Provided entries: Begin

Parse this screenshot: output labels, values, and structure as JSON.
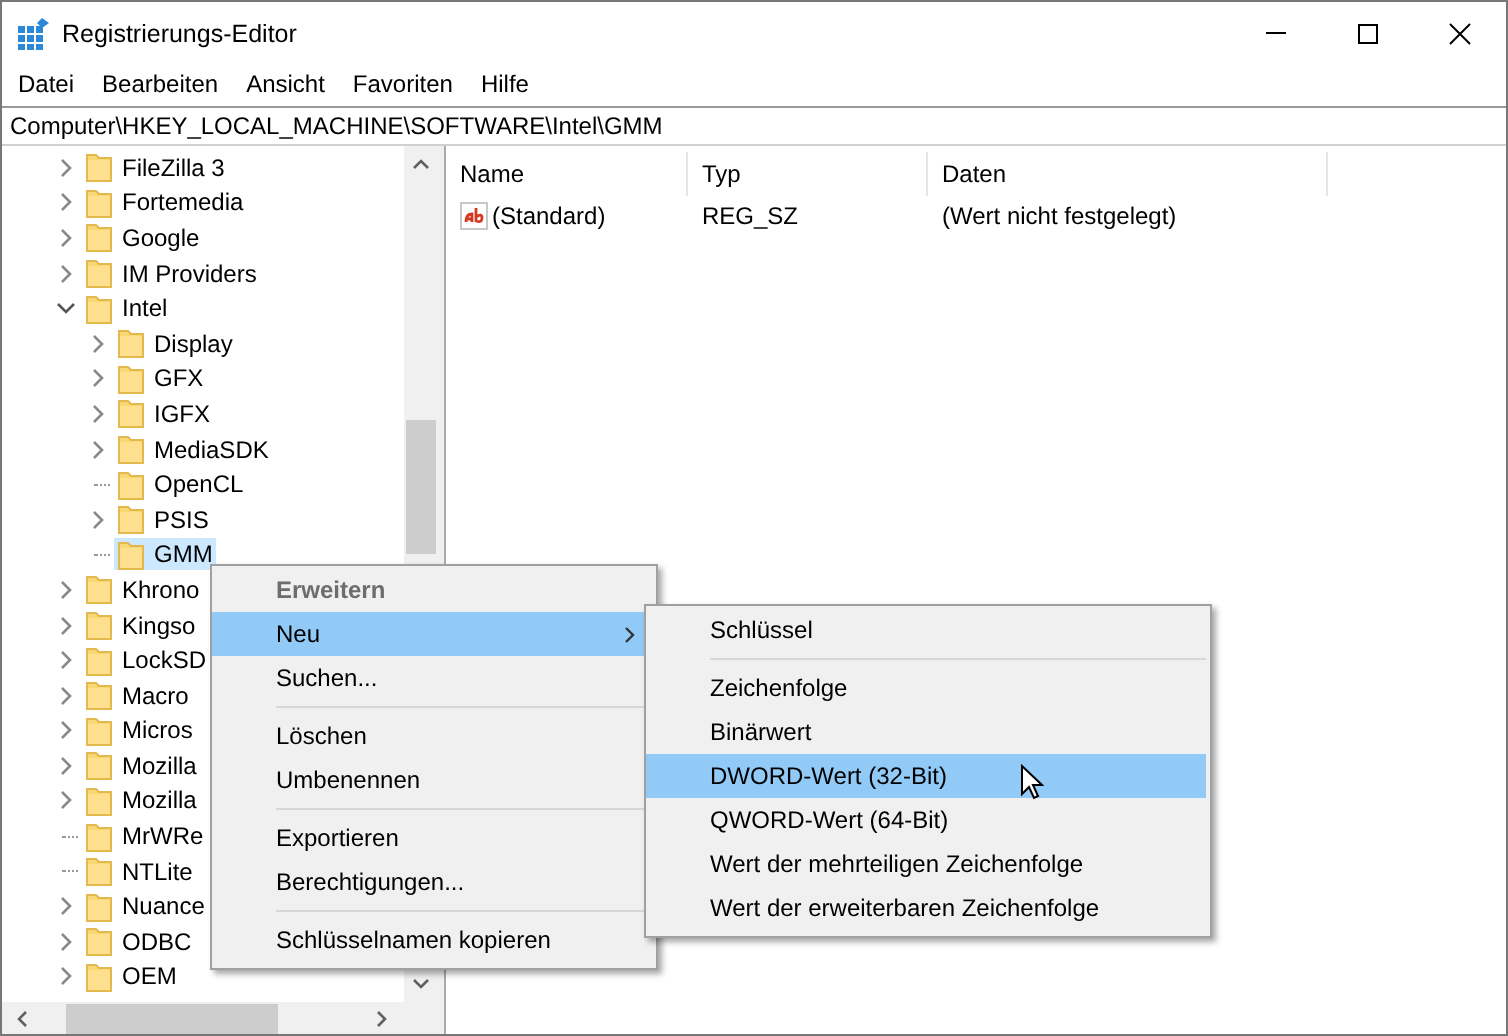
{
  "window": {
    "title": "Registrierungs-Editor"
  },
  "menu_bar": [
    "Datei",
    "Bearbeiten",
    "Ansicht",
    "Favoriten",
    "Hilfe"
  ],
  "address": "Computer\\HKEY_LOCAL_MACHINE\\SOFTWARE\\Intel\\GMM",
  "tree": [
    {
      "label": "FileZilla 3",
      "expandable": true,
      "expanded": false,
      "selected": false
    },
    {
      "label": "Fortemedia",
      "expandable": true,
      "expanded": false,
      "selected": false
    },
    {
      "label": "Google",
      "expandable": true,
      "expanded": false,
      "selected": false
    },
    {
      "label": "IM Providers",
      "expandable": true,
      "expanded": false,
      "selected": false
    },
    {
      "label": "Intel",
      "expandable": true,
      "expanded": true,
      "selected": false,
      "children": [
        {
          "label": "Display",
          "expandable": true,
          "expanded": false,
          "selected": false
        },
        {
          "label": "GFX",
          "expandable": true,
          "expanded": false,
          "selected": false
        },
        {
          "label": "IGFX",
          "expandable": true,
          "expanded": false,
          "selected": false
        },
        {
          "label": "MediaSDK",
          "expandable": true,
          "expanded": false,
          "selected": false
        },
        {
          "label": "OpenCL",
          "expandable": false,
          "selected": false
        },
        {
          "label": "PSIS",
          "expandable": true,
          "expanded": false,
          "selected": false
        },
        {
          "label": "GMM",
          "expandable": false,
          "selected": true
        }
      ]
    },
    {
      "label": "Khrono",
      "expandable": true,
      "expanded": false,
      "selected": false
    },
    {
      "label": "Kingso",
      "expandable": true,
      "expanded": false,
      "selected": false
    },
    {
      "label": "LockSD",
      "expandable": true,
      "expanded": false,
      "selected": false
    },
    {
      "label": "Macro",
      "expandable": true,
      "expanded": false,
      "selected": false
    },
    {
      "label": "Micros",
      "expandable": true,
      "expanded": false,
      "selected": false
    },
    {
      "label": "Mozilla",
      "expandable": true,
      "expanded": false,
      "selected": false
    },
    {
      "label": "Mozilla",
      "expandable": true,
      "expanded": false,
      "selected": false
    },
    {
      "label": "MrWRe",
      "expandable": false,
      "selected": false
    },
    {
      "label": "NTLite",
      "expandable": false,
      "selected": false
    },
    {
      "label": "Nuance",
      "expandable": true,
      "expanded": false,
      "selected": false
    },
    {
      "label": "ODBC",
      "expandable": true,
      "expanded": false,
      "selected": false
    },
    {
      "label": "OEM",
      "expandable": true,
      "expanded": false,
      "selected": false
    }
  ],
  "list": {
    "columns": [
      "Name",
      "Typ",
      "Daten"
    ],
    "rows": [
      {
        "name": "(Standard)",
        "type": "REG_SZ",
        "data": "(Wert nicht festgelegt)"
      }
    ]
  },
  "context_menu": {
    "items": [
      {
        "kind": "default",
        "label": "Erweitern",
        "selected": false
      },
      {
        "kind": "submenu",
        "label": "Neu",
        "selected": true
      },
      {
        "kind": "item",
        "label": "Suchen...",
        "selected": false
      },
      {
        "kind": "separator"
      },
      {
        "kind": "item",
        "label": "Löschen",
        "selected": false
      },
      {
        "kind": "item",
        "label": "Umbenennen",
        "selected": false
      },
      {
        "kind": "separator"
      },
      {
        "kind": "item",
        "label": "Exportieren",
        "selected": false
      },
      {
        "kind": "item",
        "label": "Berechtigungen...",
        "selected": false
      },
      {
        "kind": "separator"
      },
      {
        "kind": "item",
        "label": "Schlüsselnamen kopieren",
        "selected": false
      }
    ]
  },
  "submenu": {
    "items": [
      {
        "kind": "item",
        "label": "Schlüssel",
        "selected": false
      },
      {
        "kind": "separator"
      },
      {
        "kind": "item",
        "label": "Zeichenfolge",
        "selected": false
      },
      {
        "kind": "item",
        "label": "Binärwert",
        "selected": false
      },
      {
        "kind": "item",
        "label": "DWORD-Wert (32-Bit)",
        "selected": true
      },
      {
        "kind": "item",
        "label": "QWORD-Wert (64-Bit)",
        "selected": false
      },
      {
        "kind": "item",
        "label": "Wert der mehrteiligen Zeichenfolge",
        "selected": false
      },
      {
        "kind": "item",
        "label": "Wert der erweiterbaren Zeichenfolge",
        "selected": false
      }
    ]
  }
}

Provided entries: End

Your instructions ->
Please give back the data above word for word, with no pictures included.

Answer for the task ->
Parse this screenshot: output labels, values, and structure as JSON.
{
  "window": {
    "title": "Registrierungs-Editor"
  },
  "menu_bar": [
    "Datei",
    "Bearbeiten",
    "Ansicht",
    "Favoriten",
    "Hilfe"
  ],
  "address": "Computer\\HKEY_LOCAL_MACHINE\\SOFTWARE\\Intel\\GMM",
  "tree": [
    {
      "label": "FileZilla 3",
      "expandable": true,
      "expanded": false,
      "selected": false
    },
    {
      "label": "Fortemedia",
      "expandable": true,
      "expanded": false,
      "selected": false
    },
    {
      "label": "Google",
      "expandable": true,
      "expanded": false,
      "selected": false
    },
    {
      "label": "IM Providers",
      "expandable": true,
      "expanded": false,
      "selected": false
    },
    {
      "label": "Intel",
      "expandable": true,
      "expanded": true,
      "selected": false,
      "children": [
        {
          "label": "Display",
          "expandable": true,
          "expanded": false,
          "selected": false
        },
        {
          "label": "GFX",
          "expandable": true,
          "expanded": false,
          "selected": false
        },
        {
          "label": "IGFX",
          "expandable": true,
          "expanded": false,
          "selected": false
        },
        {
          "label": "MediaSDK",
          "expandable": true,
          "expanded": false,
          "selected": false
        },
        {
          "label": "OpenCL",
          "expandable": false,
          "selected": false
        },
        {
          "label": "PSIS",
          "expandable": true,
          "expanded": false,
          "selected": false
        },
        {
          "label": "GMM",
          "expandable": false,
          "selected": true
        }
      ]
    },
    {
      "label": "Khrono",
      "expandable": true,
      "expanded": false,
      "selected": false
    },
    {
      "label": "Kingso",
      "expandable": true,
      "expanded": false,
      "selected": false
    },
    {
      "label": "LockSD",
      "expandable": true,
      "expanded": false,
      "selected": false
    },
    {
      "label": "Macro",
      "expandable": true,
      "expanded": false,
      "selected": false
    },
    {
      "label": "Micros",
      "expandable": true,
      "expanded": false,
      "selected": false
    },
    {
      "label": "Mozilla",
      "expandable": true,
      "expanded": false,
      "selected": false
    },
    {
      "label": "Mozilla",
      "expandable": true,
      "expanded": false,
      "selected": false
    },
    {
      "label": "MrWRe",
      "expandable": false,
      "selected": false
    },
    {
      "label": "NTLite",
      "expandable": false,
      "selected": false
    },
    {
      "label": "Nuance",
      "expandable": true,
      "expanded": false,
      "selected": false
    },
    {
      "label": "ODBC",
      "expandable": true,
      "expanded": false,
      "selected": false
    },
    {
      "label": "OEM",
      "expandable": true,
      "expanded": false,
      "selected": false
    }
  ],
  "list": {
    "columns": [
      "Name",
      "Typ",
      "Daten"
    ],
    "rows": [
      {
        "name": "(Standard)",
        "type": "REG_SZ",
        "data": "(Wert nicht festgelegt)"
      }
    ]
  },
  "context_menu": {
    "items": [
      {
        "kind": "default",
        "label": "Erweitern",
        "selected": false
      },
      {
        "kind": "submenu",
        "label": "Neu",
        "selected": true
      },
      {
        "kind": "item",
        "label": "Suchen...",
        "selected": false
      },
      {
        "kind": "separator"
      },
      {
        "kind": "item",
        "label": "Löschen",
        "selected": false
      },
      {
        "kind": "item",
        "label": "Umbenennen",
        "selected": false
      },
      {
        "kind": "separator"
      },
      {
        "kind": "item",
        "label": "Exportieren",
        "selected": false
      },
      {
        "kind": "item",
        "label": "Berechtigungen...",
        "selected": false
      },
      {
        "kind": "separator"
      },
      {
        "kind": "item",
        "label": "Schlüsselnamen kopieren",
        "selected": false
      }
    ]
  },
  "submenu": {
    "items": [
      {
        "kind": "item",
        "label": "Schlüssel",
        "selected": false
      },
      {
        "kind": "separator"
      },
      {
        "kind": "item",
        "label": "Zeichenfolge",
        "selected": false
      },
      {
        "kind": "item",
        "label": "Binärwert",
        "selected": false
      },
      {
        "kind": "item",
        "label": "DWORD-Wert (32-Bit)",
        "selected": true
      },
      {
        "kind": "item",
        "label": "QWORD-Wert (64-Bit)",
        "selected": false
      },
      {
        "kind": "item",
        "label": "Wert der mehrteiligen Zeichenfolge",
        "selected": false
      },
      {
        "kind": "item",
        "label": "Wert der erweiterbaren Zeichenfolge",
        "selected": false
      }
    ]
  }
}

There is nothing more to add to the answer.